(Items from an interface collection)
───

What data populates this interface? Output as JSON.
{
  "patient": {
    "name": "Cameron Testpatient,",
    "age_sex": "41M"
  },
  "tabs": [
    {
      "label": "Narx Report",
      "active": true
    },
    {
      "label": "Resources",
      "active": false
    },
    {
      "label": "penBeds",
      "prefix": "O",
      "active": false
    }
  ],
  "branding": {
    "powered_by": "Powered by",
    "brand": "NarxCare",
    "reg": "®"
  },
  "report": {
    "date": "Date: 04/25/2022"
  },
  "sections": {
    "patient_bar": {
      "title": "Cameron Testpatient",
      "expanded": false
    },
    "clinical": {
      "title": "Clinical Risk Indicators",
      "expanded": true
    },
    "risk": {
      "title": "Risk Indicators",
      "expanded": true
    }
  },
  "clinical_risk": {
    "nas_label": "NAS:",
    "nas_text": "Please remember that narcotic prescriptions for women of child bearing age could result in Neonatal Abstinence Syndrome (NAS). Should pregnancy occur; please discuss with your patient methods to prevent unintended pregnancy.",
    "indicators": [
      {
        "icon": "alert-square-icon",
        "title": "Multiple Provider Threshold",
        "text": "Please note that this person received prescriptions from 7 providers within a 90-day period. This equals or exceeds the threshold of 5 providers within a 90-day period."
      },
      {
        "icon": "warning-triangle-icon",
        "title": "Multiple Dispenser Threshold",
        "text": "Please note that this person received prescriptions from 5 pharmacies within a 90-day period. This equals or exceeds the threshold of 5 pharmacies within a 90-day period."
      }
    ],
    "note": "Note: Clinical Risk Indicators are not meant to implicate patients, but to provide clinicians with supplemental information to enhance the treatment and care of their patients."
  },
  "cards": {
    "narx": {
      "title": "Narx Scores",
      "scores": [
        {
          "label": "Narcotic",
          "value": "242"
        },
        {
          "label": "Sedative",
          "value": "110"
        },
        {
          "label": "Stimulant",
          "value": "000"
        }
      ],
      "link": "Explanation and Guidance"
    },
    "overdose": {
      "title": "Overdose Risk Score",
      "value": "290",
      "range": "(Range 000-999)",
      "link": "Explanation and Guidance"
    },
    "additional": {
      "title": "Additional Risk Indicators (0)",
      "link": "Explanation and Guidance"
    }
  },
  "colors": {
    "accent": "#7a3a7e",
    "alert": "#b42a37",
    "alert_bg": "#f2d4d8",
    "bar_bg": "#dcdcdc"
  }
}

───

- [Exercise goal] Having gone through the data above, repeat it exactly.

- [Written answer]
What data populates this interface? Output as JSON.
{
  "patient": {
    "name": "Cameron Testpatient,",
    "age_sex": "41M"
  },
  "tabs": [
    {
      "label": "Narx Report",
      "active": true
    },
    {
      "label": "Resources",
      "active": false
    },
    {
      "label": "penBeds",
      "prefix": "O",
      "active": false
    }
  ],
  "branding": {
    "powered_by": "Powered by",
    "brand": "NarxCare",
    "reg": "®"
  },
  "report": {
    "date": "Date: 04/25/2022"
  },
  "sections": {
    "patient_bar": {
      "title": "Cameron Testpatient",
      "expanded": false
    },
    "clinical": {
      "title": "Clinical Risk Indicators",
      "expanded": true
    },
    "risk": {
      "title": "Risk Indicators",
      "expanded": true
    }
  },
  "clinical_risk": {
    "nas_label": "NAS:",
    "nas_text": "Please remember that narcotic prescriptions for women of child bearing age could result in Neonatal Abstinence Syndrome (NAS). Should pregnancy occur; please discuss with your patient methods to prevent unintended pregnancy.",
    "indicators": [
      {
        "icon": "alert-square-icon",
        "title": "Multiple Provider Threshold",
        "text": "Please note that this person received prescriptions from 7 providers within a 90-day period. This equals or exceeds the threshold of 5 providers within a 90-day period."
      },
      {
        "icon": "warning-triangle-icon",
        "title": "Multiple Dispenser Threshold",
        "text": "Please note that this person received prescriptions from 5 pharmacies within a 90-day period. This equals or exceeds the threshold of 5 pharmacies within a 90-day period."
      }
    ],
    "note": "Note: Clinical Risk Indicators are not meant to implicate patients, but to provide clinicians with supplemental information to enhance the treatment and care of their patients."
  },
  "cards": {
    "narx": {
      "title": "Narx Scores",
      "scores": [
        {
          "label": "Narcotic",
          "value": "242"
        },
        {
          "label": "Sedative",
          "value": "110"
        },
        {
          "label": "Stimulant",
          "value": "000"
        }
      ],
      "link": "Explanation and Guidance"
    },
    "overdose": {
      "title": "Overdose Risk Score",
      "value": "290",
      "range": "(Range 000-999)",
      "link": "Explanation and Guidance"
    },
    "additional": {
      "title": "Additional Risk Indicators (0)",
      "link": "Explanation and Guidance"
    }
  },
  "colors": {
    "accent": "#7a3a7e",
    "alert": "#b42a37",
    "alert_bg": "#f2d4d8",
    "bar_bg": "#dcdcdc"
  }
}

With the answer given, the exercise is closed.